A recent study published by the British Dental Journal indicates that although most athletes appear to be symbols of health and wellness on the surface, their oral hygiene is less than ideal compared to their peers. There are other factors that contribute to why elite athletes in particular tend to suffer from tooth-related ailments, leaving untreated tooth decay and gum inflammation more prevalent amongst them despite brushing and flossing regularly.
There is a simple and obvious reason for this. There is a tendency for athletes to refuel their active bodies with high-acid drinks, gels, and energy bars—all of which can weaken tooth enamel or damage teeth as a result of their high sugar content and added acidity.
According to the report, nearly half (49 percent) of the world’s top endurance athletes have untreated tooth decay, and most have early signs of gum inflammation. The scary part is… it has nothing to do with their oral hygiene. The same athletes who fell into this category demonstrated not only proper dental hygiene but also spent more time brushing and flossing than the general population. In addition to brushing their teeth at least twice a day, 94% of respondents floss daily.
Let’s break down the science and break the habits (not your teeth).
Sugar and acid, which are often added to sports drinks and gels, decalcify the surface of the tooth and dissolve the enamel. Cavities occur when the enamel on the tooth is impaired. Once enamel dissolves, it cannot be replenished or regenerated. As a result of this type of loss and decay, the tooth and overall oral health may be permanently damaged.
The risk of tarnishing the enamel doubles when athletes consume these types of drinks instead of H2O when hydrating and recharging. Sugar and starches are used as food by plaque, and acid is produced as a byproduct. Plaque buildup that is not removed regularly by brushing and flossing can cause additional decalcification, cavities, gum disease, and bone loss.
What have you learned so far? Avoid sports drinks and gels.

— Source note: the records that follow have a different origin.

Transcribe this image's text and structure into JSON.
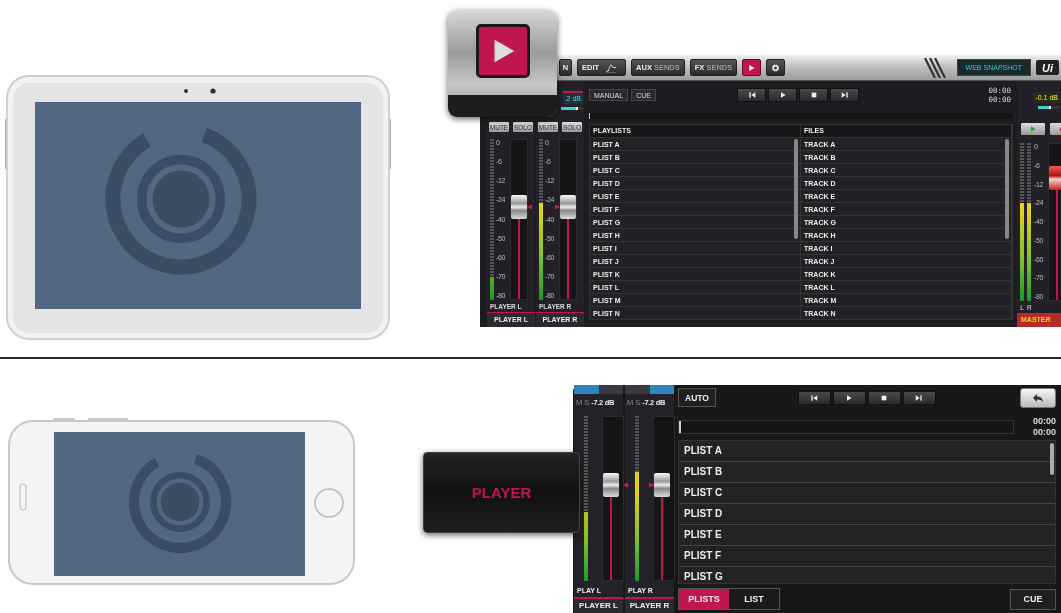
{
  "tablet_app": {
    "toolbar": {
      "buttons": [
        {
          "kind": "text",
          "label": "N",
          "selected": false
        },
        {
          "kind": "edit",
          "label": "EDIT",
          "selected": false
        },
        {
          "kind": "split",
          "label": "AUX",
          "sublabel": "SENDS",
          "selected": false
        },
        {
          "kind": "split",
          "label": "FX",
          "sublabel": "SENDS",
          "selected": false
        },
        {
          "kind": "play",
          "selected": true
        },
        {
          "kind": "gear",
          "selected": false
        }
      ],
      "snapshot": "WEB SNAPSHOT",
      "logo": "Ui"
    },
    "channels": [
      {
        "kind": "left",
        "mute": "MUTE",
        "solo": "SOLO",
        "scale": [
          "0",
          "-6",
          "-12",
          "-24",
          "-40",
          "-50",
          "-60",
          "-70",
          "-80"
        ],
        "meter": {
          "level": 0.14
        },
        "fader": {
          "level": 0.58
        },
        "short_name": "PLAYER L",
        "name": "PLAYER L"
      },
      {
        "kind": "right",
        "gain": {
          "text": ".2 dB",
          "level": 0.7
        },
        "mute": "MUTE",
        "solo": "SOLO",
        "scale": [
          "0",
          "-6",
          "-12",
          "-24",
          "-40",
          "-50",
          "-60",
          "-70",
          "-80"
        ],
        "meter": {
          "level": 0.6
        },
        "fader": {
          "level": 0.58
        },
        "short_name": "PLAYER R",
        "name": "PLAYER R"
      }
    ],
    "player": {
      "modes": [
        "MANUAL",
        "CUE"
      ],
      "times": [
        "00:00",
        "00:00"
      ],
      "progress": {
        "level": 0
      },
      "columns": [
        {
          "header": "PLAYLISTS",
          "items": [
            "PLIST A",
            "PLIST B",
            "PLIST C",
            "PLIST D",
            "PLIST E",
            "PLIST F",
            "PLIST G",
            "PLIST H",
            "PLIST I",
            "PLIST J",
            "PLIST K",
            "PLIST L",
            "PLIST M",
            "PLIST N"
          ]
        },
        {
          "header": "FILES",
          "items": [
            "TRACK A",
            "TRACK B",
            "TRACK C",
            "TRACK D",
            "TRACK E",
            "TRACK F",
            "TRACK G",
            "TRACK H",
            "TRACK I",
            "TRACK J",
            "TRACK K",
            "TRACK L",
            "TRACK M",
            "TRACK N"
          ]
        }
      ]
    },
    "master": {
      "gain": {
        "text": "-0.1 dB",
        "level": 0.5
      },
      "meters": [
        {
          "label": "L",
          "level": 0.62
        },
        {
          "label": "R",
          "level": 0.62
        }
      ],
      "scale": [
        "0",
        "-6",
        "-12",
        "-24",
        "-40",
        "-50",
        "-60",
        "-70",
        "-80"
      ],
      "fader": {
        "level": 0.78
      },
      "name": "MASTER"
    }
  },
  "phone_app": {
    "channels": [
      {
        "kind": "left",
        "mute": "M",
        "solo": "S",
        "gain": "-7.2 dB",
        "meter": {
          "level": 0.42
        },
        "fader": {
          "level": 0.58
        },
        "short_name": "PLAY L",
        "name": "PLAYER L"
      },
      {
        "kind": "right",
        "mute": "M",
        "solo": "S",
        "gain": "-7.2 dB",
        "meter": {
          "level": 0.66
        },
        "fader": {
          "level": 0.58
        },
        "short_name": "PLAY R",
        "name": "PLAYER R"
      }
    ],
    "mode": "AUTO",
    "times": [
      "00:00",
      "00:00"
    ],
    "progress": {
      "level": 0
    },
    "playlists": [
      "PLIST A",
      "PLIST B",
      "PLIST C",
      "PLIST D",
      "PLIST E",
      "PLIST F",
      "PLIST G"
    ],
    "tabs": [
      {
        "label": "PLISTS",
        "selected": true
      },
      {
        "label": "LIST",
        "selected": false
      }
    ],
    "cue": "CUE"
  },
  "callout": {
    "label": "PLAYER"
  }
}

For hydration, choose water or other alternatives that are less acidic, such as natural juices without added preservatives. Alternatively, you may consider swishing water after each sip, drinking through a straw, and/or brushing and flossing after scheduled workouts when consumption of acidic drinks is frequent. You may also benefit from a fluoride rinse. Regularly visit the dentist for a professional cleaning and checkup every six months, or more often if recommended.
It should be noted that sodas, sweet teas, bubbly flavored water, and other carbonated beverages have a similar impact on your oral health.
In order for your child to grow up with a healthy and beautiful smile, our Washington DC pediatric dentist is here to help. Please contact Capitol Hill Pediatric Dentistry to schedule your child’s next appointment and help them maintain a healthy smile for life.
Capitol Hill Pediatric Dentistry
Phone: (202) 849-3292
650 Pennsylvania Ave, SE, Suite 220
Washington, DC 20003